Styles recalled his first meeting with the controversial Marcus “Buff” Bagwell in WCW.

“Not that Buff’s a bad guy, because I’ve actually come to know him a little better and he’s pretty cool,” says Styles. “But I remember the first time I met him. He was changing and I was sitting in the seat beside him, not really paying him any attention. He said, ‘Hey, man, can you move, because I’m claustrophobic.’ I thought, hey, if you don’t want me sitting here, just let me know. But it was like that in WCW.

“And I never talked to Scott Steiner while in WCW, because the way he walked around, I thought he might kill me. But when we were on the WWA (World Wrestling All-Stars) tour of Australia, he was a super nice guy. I had just let everybody else tell me stuff about him.”

The innovative Styles, who has perfected such spectacular moves as the Styles Clash, the Shooting Styles Press and the Spinal Tap, says his smallish size – for a wrestler – dictates his high-risk, high-impact style.

“I’m going to have to do that stuff,” says the 5-9, 200-pounder. “Rey Misterio has to. But I also realize that your body just isn’t going to stand up for that long.
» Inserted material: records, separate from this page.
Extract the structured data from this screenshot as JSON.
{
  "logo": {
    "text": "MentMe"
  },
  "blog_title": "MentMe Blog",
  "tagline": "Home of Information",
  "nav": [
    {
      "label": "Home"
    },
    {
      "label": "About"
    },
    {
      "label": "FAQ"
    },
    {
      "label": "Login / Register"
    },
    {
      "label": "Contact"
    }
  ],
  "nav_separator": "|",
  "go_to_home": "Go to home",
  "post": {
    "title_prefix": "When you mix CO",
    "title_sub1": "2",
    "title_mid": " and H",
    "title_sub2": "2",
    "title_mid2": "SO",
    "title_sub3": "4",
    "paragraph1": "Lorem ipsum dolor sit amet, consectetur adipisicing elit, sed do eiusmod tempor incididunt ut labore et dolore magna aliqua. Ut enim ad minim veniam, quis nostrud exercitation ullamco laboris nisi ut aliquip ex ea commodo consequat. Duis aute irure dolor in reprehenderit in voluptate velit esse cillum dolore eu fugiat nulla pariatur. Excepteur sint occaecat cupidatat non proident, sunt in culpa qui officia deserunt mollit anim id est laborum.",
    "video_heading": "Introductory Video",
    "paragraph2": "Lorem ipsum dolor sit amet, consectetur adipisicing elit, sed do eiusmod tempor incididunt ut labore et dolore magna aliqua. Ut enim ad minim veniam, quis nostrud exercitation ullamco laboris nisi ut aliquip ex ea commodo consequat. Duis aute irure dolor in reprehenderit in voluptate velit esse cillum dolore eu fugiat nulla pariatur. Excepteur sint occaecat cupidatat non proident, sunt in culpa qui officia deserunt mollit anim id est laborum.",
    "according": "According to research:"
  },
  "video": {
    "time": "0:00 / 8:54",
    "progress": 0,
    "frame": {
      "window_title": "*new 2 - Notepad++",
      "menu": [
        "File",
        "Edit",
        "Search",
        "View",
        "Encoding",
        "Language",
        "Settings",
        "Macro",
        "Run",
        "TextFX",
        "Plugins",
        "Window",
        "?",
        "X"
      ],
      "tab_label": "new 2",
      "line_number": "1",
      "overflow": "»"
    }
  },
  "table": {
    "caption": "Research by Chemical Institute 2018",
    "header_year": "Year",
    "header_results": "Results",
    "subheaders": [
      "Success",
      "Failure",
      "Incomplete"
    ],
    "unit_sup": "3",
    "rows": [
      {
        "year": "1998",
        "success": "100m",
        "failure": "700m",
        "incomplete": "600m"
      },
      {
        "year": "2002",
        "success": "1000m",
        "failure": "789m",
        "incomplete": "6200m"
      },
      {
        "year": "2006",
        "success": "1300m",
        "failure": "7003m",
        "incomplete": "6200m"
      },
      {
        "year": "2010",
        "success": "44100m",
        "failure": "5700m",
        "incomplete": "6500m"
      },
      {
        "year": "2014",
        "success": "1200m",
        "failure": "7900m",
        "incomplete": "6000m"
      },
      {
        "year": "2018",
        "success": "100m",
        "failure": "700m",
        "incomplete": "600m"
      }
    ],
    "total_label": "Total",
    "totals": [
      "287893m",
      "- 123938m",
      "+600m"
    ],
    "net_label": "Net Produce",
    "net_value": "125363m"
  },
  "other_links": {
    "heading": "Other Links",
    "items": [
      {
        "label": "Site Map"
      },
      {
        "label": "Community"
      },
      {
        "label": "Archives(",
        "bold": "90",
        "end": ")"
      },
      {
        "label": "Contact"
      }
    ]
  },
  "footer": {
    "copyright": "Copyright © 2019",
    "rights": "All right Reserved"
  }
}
It’s brutal. I’m 25, and my knees are killing me and I have a giant knot on my elbow as we speak. I’ve had my hand and foot broken all in one year. I’m hoping that I can find that one move.”

As for his wife, Wendy, Styles says she’s not quite the fan that he is. “I don’t think she likes it that much – especially when I come home all beat up and can hardly walk up the stairs. But she’s awesome.”

- “Stone Cold” Steve Austin (Steve Williams) filed for divorce from Debra Williams on July 22, 20 days before charges were formally filed against him for assaulting his wife earlier this summer. An arrest warrant was issued by Bexar (Texas) County District Attorney’s office on Aug. 12, and Austin turned himself in to authorities the following day. He was charged with misdemeanor assault and released after posting a $5,000 bond.

- Raw drew a disappointing 3.9 last week, down slightly from the previous week’s 4.0, but all the more disappointing since it followed a strong Summer Slam pay-per-view.

- The WWE announced last week that Vince and Linda McMahon will not receive bonuses this year due to a downturn in performance caused by declining ratings and lower pay-per-view purchases.

According to reports, Vince was paid $900,000 and Linda McMahon was paid $675,000 in bonuses last year. Vince will continue to draw his $1 million salary and Linda will draw $750,000.

Mike Mooneyham can be reached by phone at (843) 937-5517 or by e-mail at [email protected] He is the co-author of “Sex, Lies and Headlocks: The Real Story of Vince McMahon and the World Wrestling Federation,” currently No. 35 on The New York Times Extended Bestseller List.